* PROBLEM *
Isolate every line in the records below with "JSON" in it.

* RECORDED INFORMATION *
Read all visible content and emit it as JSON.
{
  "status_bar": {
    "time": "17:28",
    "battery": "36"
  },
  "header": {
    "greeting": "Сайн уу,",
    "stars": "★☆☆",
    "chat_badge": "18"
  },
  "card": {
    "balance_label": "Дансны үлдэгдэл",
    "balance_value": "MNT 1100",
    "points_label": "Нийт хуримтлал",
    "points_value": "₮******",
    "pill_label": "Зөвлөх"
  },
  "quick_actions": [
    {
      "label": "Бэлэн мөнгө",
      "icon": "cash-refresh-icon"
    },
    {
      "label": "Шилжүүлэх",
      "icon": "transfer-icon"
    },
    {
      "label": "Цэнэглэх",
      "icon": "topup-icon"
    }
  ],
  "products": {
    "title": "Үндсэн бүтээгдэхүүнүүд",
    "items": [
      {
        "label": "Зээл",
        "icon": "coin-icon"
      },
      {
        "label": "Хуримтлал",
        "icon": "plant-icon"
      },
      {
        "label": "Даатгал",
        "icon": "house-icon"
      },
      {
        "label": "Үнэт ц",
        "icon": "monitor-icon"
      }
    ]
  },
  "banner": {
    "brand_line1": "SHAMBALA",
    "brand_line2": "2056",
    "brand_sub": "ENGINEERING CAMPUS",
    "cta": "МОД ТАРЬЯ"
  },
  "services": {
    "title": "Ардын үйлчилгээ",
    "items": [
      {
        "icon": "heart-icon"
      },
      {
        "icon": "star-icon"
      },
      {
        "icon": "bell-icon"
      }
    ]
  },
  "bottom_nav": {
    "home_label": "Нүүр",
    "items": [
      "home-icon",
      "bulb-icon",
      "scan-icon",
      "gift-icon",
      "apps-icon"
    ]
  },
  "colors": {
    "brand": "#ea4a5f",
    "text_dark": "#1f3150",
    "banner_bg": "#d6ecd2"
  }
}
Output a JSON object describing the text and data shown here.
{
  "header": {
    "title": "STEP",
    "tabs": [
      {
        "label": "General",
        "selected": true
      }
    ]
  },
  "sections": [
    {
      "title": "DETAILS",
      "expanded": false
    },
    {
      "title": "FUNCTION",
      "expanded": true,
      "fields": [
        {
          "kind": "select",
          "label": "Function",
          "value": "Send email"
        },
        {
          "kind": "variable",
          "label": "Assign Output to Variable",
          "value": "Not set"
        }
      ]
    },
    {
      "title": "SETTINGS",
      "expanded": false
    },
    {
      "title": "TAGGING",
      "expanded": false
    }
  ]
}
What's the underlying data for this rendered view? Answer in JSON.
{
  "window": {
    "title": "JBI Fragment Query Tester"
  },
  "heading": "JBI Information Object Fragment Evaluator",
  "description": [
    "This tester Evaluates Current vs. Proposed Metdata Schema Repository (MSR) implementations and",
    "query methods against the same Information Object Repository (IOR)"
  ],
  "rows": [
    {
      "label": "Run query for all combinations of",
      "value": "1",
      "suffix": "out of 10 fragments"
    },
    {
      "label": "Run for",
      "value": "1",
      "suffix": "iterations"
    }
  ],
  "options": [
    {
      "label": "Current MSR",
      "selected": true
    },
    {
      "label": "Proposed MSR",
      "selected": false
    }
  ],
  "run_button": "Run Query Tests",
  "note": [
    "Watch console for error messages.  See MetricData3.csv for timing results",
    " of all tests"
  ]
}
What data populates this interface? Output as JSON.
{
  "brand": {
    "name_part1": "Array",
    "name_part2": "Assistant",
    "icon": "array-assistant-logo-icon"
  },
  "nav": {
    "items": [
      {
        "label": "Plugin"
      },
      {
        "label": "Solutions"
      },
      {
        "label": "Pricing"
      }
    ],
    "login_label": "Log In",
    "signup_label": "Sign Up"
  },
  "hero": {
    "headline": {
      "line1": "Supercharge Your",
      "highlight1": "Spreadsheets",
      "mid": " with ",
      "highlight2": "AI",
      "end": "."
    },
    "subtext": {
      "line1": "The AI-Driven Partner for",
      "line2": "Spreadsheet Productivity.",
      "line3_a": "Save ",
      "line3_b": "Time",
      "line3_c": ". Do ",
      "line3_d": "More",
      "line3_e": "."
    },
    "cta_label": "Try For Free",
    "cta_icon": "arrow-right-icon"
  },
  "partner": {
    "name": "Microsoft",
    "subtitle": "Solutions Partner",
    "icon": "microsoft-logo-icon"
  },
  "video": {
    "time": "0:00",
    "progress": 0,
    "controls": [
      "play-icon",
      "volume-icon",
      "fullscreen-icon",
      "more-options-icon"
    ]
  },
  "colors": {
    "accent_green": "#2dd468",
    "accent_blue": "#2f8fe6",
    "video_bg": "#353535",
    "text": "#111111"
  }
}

* ANSWER TO THIS EXERCISE *
Read all visible content and emit it as JSON.
Output a JSON object describing the text and data shown here.
What's the underlying data for this rendered view? Answer in JSON.
What data populates this interface? Output as JSON.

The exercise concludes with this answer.